News

3 min ago
Southern California Edison wants to add 1,500 public charging stations to its service area, potentially expanding the effort to 30,000 charging stations if all goes well.
San Gabriel Valley Tribune
1 hour ago
Recent data from Trulia reveals that the number of homes worth at least million dollars doubled in the past four years. Some places have a veritable monopoly on ritzy domiciles.
Quartz
2 hours ago
Missouri has come up with a unique way to pay for roads, and it's even a user fee, though it bears no direct relation to road users other than for those driving to the store to buy their cigarettes. So much for using the tax to address public health.
Missourinet
3 hours ago
The Regional Plan Association presents the details of a plan to build a rail line connecting the Bronx, Queens, and Brooklyn: the Triboro Line.
Regional Plan Association
4 hours ago
The Tampa City Council approved a big, ambitious park proposal for 23 neglected acres along the Hillsborough River.
Tampa Bay Times
19 hours ago
Hospitals, medical research centers, and the like are supposed to represent health, but are often an unappealing and monolithic presence in the urban landscape. How can the form of health centers fall in line with their function?
The Brookings Institution
20 hours ago

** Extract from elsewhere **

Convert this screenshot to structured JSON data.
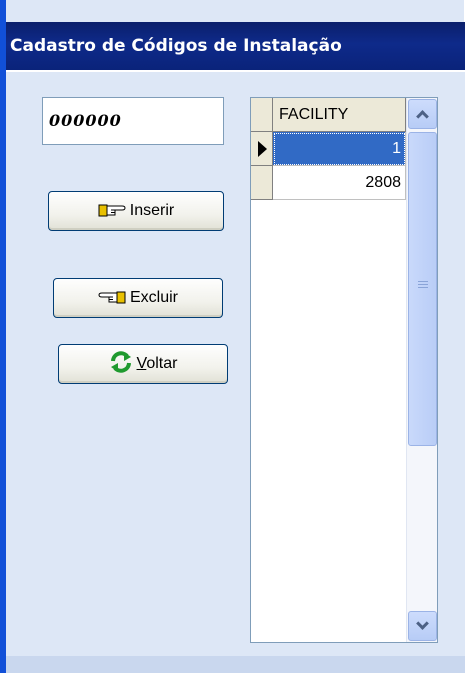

Washington, D.C. has many great museums. One of its least known may be the most interesting to architects, planners, builders, and others. The National Building Museum is all about the built environment.
UrbDeZine
21 hours ago
In light of the resignation of APTA's president following the withdrawal of the New York Metropolitan Transportation Authority, the Transit Center offers its recommendations for reforming the national transit advocacy organization.
Transit Center
22 hours ago
In the spirit of civic self-congratulation, Austin resident Richard Parker writes about how the transportation network company giants canceled service after losing a referendum vote. He ascribes this victory to the city's enduring contrarian streak.
The New York Times
23 hours ago
The planning world celebrated Jane Jacobs's 100th birthday earlier this month, and has already begun commemorating the centennial of New York's first zoning code. But did you know regional planning rose to prominence 50 years ago?
MZ Strategies
Feature
Yesterday
Oregon's poster child for livable planning is embroiled in new controversies over destructive growth, skyrocketing prices, and back-room cronyism.
Michael Mehaffy
Yesterday
The Washington Post provides feature-length coverage of an ongoing, long-lasting controversy over a proposal by a wealthy landowner to donate 87,500 acres for the purposes of creating a new national park.
The Washington Post
Yesterday
For a little while there, it looked like the Texas Ranger were going urban.
Fort Worth Business
Yesterday
Gustav Milne makes a simple argument via The Guardian: urbanization "is bad for us."
The Guardian
Yesterday
A Pew Research Center analysis of Census Data reveals a fundamental shift in the way U.S. residents are living—last true in a time closer to the Civil War than the 20th century.
Pew Research Center
Yesterday
The cause of infrastructure should be easy for people, and planners, to rally behind. But infrastructure's cause, like so many other political issues, invites conflicts of interest.
Streetsblog USA
Yesterday
A long-stalled, but partially built-out, commuter rail line has achieved institutional legitimacy with the Regional Transit Authority of Southeast Michigan. Novembers will have a chance to decide on the idea in November.
The Detroit News
Blog post
Yesterday
One argument against new housing is that it creates demand for housing, thus increasing housing prices.
Michael Lewyn
Yesterday
The New Orleans Housing Authority has approved reforms to policies on public housing for ex-convicts in an attempt to stem homelessness among the newly released and to foster better reintegration.
The Nation
Yesterday
if a community planning effort is to be judged by the degree to which all voices are heard, then anything short of a big turnout is going to feel like failure. Ben Brown talks equitable engagement, and aligning promises with implementation.
PlaceShakers
Yesterday
Call them crashes, collisions, even incidents, just don't call them 'accidents,' emphatically states Mark R. Rosekind, Ph.D., Administrator for the National Highway Traffic Safety Administration (NHTSA), the nation's premier traffic safety agency.
The New York Times